The company said in an email it had asked a labor judge to mediate the dispute and that a hearing had been set for Monday afternoon.
The local metalworkers union said workers had voted for an indefinite strike, bringing production to a standstill, to protest GM’s proposal to furlough nearly 800 workers for two months before laying them off in April.
Representatives for GM declined to comment on its labor proposal, but criticized the union for the decision to strike.
“The decision was a surprise, since GM’s proposal was not fully presented to employees by the union. As a result, GM will take necessary legal measures,” a spokeswoman said in an emailed statement, without specifying what measures GM would take.

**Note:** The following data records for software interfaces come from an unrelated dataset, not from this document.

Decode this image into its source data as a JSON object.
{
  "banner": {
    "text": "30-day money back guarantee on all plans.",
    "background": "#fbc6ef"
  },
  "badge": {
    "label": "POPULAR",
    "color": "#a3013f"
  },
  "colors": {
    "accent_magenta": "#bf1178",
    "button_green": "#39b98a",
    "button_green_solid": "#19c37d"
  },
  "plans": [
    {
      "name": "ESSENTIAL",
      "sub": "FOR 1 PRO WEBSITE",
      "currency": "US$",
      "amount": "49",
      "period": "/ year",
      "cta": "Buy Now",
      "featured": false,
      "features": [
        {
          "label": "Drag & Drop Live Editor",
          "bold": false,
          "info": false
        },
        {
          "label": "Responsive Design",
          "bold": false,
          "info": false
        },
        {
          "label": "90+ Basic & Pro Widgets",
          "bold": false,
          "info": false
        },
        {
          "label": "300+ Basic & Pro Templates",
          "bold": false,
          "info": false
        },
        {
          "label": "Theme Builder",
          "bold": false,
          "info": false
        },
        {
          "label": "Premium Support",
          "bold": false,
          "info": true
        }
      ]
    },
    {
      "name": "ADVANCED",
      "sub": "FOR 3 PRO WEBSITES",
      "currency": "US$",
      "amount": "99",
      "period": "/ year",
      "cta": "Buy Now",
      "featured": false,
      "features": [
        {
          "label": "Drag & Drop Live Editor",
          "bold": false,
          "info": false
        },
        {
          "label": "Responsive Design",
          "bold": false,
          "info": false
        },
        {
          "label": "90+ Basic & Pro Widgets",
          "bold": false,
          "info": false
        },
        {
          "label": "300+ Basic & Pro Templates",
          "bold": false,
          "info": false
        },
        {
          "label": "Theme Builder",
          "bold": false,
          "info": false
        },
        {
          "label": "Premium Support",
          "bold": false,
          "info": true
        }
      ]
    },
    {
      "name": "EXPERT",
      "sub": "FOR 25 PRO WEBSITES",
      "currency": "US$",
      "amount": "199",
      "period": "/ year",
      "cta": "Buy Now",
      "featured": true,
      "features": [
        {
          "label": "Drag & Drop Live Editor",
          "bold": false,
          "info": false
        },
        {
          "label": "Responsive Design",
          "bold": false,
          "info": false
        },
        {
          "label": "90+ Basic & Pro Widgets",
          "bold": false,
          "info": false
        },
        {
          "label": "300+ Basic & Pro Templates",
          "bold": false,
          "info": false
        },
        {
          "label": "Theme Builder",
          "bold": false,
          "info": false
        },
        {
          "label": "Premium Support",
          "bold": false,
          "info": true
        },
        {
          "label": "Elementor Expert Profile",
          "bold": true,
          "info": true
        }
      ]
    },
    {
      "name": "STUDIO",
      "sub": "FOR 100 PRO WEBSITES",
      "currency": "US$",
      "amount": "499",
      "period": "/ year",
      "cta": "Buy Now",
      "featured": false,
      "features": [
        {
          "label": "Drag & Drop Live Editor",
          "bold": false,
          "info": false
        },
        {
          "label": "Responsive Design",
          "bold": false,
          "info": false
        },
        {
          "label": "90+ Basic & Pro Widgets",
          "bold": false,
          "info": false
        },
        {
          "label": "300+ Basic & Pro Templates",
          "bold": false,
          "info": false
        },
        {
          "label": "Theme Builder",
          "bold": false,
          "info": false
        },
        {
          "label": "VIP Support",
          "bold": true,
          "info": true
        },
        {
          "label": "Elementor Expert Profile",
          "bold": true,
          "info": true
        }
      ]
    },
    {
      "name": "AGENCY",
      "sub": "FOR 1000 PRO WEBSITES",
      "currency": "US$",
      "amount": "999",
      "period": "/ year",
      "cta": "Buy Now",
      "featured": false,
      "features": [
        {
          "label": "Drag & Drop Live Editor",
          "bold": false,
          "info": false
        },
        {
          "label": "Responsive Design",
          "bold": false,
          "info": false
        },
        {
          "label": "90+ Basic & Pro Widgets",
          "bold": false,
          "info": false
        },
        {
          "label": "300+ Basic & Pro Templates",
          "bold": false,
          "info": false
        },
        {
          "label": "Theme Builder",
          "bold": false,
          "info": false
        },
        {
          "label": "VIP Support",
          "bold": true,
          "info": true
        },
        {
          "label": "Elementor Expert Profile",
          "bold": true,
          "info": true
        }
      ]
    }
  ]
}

The strike in Sao Jose dos Campos, about 55 miles (90 kilometers) outside of Sao Paulo, was the most recent in a wave of industrial action this year in Brazil’s auto sector, which trimmed 7 percent of workers last year as output plunged.
The metalworkers union of Sao Jose dos Campos, which holds leadership elections next week, has butted heads repeatedly with GM as the automaker trimmed its payrolls at the local plant from about 7,500 workers in 2012 to about 5,200 currently.
Reporting by Brad Haynes; Editing by Bernadette Baum